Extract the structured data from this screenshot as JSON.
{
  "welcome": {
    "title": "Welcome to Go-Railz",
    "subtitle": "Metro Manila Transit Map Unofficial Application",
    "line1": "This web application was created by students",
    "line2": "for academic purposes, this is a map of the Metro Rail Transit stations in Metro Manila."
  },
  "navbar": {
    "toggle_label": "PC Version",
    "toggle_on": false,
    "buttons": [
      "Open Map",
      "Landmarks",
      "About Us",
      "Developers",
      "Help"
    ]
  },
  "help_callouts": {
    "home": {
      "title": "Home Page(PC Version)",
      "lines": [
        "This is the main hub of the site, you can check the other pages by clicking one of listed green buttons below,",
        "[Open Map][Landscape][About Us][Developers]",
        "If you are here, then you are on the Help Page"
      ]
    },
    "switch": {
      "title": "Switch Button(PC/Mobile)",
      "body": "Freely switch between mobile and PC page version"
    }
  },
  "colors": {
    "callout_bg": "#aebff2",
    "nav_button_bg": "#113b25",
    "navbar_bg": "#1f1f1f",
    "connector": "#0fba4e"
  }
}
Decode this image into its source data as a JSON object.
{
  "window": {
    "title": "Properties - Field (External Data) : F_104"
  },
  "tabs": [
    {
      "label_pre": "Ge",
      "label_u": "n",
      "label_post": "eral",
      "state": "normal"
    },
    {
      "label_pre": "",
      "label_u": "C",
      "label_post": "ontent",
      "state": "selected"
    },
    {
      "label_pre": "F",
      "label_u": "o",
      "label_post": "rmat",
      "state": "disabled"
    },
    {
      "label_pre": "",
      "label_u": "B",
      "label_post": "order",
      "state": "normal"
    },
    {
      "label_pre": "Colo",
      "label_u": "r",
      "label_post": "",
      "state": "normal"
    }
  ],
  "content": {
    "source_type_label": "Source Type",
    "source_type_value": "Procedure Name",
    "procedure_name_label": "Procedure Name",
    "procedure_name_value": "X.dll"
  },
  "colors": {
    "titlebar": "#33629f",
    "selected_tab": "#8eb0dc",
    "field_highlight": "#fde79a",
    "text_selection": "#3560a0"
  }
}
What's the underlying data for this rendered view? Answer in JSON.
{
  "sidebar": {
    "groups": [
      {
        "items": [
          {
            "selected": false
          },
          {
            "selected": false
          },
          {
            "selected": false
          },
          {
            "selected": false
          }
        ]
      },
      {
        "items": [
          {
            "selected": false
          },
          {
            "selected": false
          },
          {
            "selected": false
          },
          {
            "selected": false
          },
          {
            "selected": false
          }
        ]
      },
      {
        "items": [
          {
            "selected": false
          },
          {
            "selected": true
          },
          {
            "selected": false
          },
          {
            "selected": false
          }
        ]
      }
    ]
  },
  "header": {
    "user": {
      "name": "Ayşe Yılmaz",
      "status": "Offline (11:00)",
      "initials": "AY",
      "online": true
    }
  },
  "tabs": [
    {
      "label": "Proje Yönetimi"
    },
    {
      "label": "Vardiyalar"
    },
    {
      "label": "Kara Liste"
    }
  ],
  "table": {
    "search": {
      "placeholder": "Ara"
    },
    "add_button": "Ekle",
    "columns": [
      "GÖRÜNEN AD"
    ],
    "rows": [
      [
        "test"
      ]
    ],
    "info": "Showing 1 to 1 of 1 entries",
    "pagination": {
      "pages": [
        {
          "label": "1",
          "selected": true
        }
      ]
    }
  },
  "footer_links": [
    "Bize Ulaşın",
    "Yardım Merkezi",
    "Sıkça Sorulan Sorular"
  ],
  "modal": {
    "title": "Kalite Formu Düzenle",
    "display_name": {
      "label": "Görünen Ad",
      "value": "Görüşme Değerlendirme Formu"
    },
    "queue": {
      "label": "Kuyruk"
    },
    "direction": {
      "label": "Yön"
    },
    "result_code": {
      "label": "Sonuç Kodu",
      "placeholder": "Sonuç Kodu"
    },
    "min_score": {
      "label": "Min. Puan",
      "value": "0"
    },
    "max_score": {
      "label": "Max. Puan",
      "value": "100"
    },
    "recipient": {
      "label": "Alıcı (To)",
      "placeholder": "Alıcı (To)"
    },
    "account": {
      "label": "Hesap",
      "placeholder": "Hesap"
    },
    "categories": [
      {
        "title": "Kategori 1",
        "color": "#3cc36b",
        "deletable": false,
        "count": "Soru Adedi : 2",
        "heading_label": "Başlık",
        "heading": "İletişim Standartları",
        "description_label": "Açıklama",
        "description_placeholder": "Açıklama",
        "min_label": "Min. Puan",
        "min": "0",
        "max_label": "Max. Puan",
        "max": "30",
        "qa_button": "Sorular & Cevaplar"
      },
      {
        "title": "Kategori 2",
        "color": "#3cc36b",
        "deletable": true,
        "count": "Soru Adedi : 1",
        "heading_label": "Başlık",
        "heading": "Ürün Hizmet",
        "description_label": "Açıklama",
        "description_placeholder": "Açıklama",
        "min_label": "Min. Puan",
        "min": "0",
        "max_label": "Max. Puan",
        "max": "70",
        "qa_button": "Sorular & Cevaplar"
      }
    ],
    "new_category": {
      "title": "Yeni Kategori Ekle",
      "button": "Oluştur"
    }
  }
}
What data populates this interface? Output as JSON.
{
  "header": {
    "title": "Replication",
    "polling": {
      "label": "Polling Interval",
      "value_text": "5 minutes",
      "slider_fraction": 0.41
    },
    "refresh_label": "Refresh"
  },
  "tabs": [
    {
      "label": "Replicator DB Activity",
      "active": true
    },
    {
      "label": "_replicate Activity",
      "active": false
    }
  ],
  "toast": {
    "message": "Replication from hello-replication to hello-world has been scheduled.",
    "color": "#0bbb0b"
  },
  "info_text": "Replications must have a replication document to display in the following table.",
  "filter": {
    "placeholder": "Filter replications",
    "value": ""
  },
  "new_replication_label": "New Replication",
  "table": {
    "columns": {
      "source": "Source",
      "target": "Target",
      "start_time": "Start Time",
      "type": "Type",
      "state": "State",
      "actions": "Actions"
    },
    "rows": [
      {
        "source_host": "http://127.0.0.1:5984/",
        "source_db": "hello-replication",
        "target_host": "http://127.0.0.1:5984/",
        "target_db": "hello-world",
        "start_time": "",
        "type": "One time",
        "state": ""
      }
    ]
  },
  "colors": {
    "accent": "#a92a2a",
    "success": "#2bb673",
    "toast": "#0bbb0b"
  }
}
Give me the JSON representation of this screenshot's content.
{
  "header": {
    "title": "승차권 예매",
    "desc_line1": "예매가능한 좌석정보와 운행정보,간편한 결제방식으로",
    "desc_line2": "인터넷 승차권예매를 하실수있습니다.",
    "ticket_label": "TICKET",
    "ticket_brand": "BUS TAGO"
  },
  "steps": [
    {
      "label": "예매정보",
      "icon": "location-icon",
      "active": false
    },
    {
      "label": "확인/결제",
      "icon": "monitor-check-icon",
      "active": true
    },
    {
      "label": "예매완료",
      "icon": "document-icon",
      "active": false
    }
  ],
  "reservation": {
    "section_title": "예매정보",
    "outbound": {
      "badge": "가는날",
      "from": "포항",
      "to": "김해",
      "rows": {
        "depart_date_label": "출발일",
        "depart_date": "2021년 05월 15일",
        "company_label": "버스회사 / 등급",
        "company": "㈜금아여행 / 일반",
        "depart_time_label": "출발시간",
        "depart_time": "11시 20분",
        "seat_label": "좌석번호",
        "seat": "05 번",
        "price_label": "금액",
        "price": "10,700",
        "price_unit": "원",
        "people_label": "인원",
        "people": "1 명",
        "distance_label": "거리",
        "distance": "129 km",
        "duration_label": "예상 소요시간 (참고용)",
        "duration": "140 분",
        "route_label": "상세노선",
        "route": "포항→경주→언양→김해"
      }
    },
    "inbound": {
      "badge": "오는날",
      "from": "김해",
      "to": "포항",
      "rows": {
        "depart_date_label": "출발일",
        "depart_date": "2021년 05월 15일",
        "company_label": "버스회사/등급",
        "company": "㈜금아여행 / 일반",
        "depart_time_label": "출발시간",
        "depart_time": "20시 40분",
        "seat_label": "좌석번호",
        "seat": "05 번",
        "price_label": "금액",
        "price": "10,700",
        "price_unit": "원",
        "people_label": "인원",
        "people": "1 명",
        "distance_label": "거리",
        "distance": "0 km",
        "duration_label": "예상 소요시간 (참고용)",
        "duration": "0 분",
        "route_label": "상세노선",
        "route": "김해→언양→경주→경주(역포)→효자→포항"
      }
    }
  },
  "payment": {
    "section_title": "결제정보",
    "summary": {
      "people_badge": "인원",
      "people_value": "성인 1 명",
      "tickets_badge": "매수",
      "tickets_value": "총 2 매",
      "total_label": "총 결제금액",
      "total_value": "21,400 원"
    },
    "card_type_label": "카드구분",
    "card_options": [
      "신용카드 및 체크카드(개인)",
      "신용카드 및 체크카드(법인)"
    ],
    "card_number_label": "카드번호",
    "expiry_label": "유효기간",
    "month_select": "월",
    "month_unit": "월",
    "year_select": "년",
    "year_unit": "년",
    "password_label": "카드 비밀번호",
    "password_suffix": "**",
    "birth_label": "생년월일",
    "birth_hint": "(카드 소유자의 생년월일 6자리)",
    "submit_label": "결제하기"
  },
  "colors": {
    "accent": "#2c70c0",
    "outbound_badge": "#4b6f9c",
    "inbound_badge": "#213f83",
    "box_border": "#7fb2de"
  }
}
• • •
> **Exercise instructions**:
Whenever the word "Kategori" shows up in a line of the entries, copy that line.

> **Answer to the exercise**:
        "title": "Kategori 1",
        "title": "Kategori 2",
      "title": "Yeni Kategori Ekle",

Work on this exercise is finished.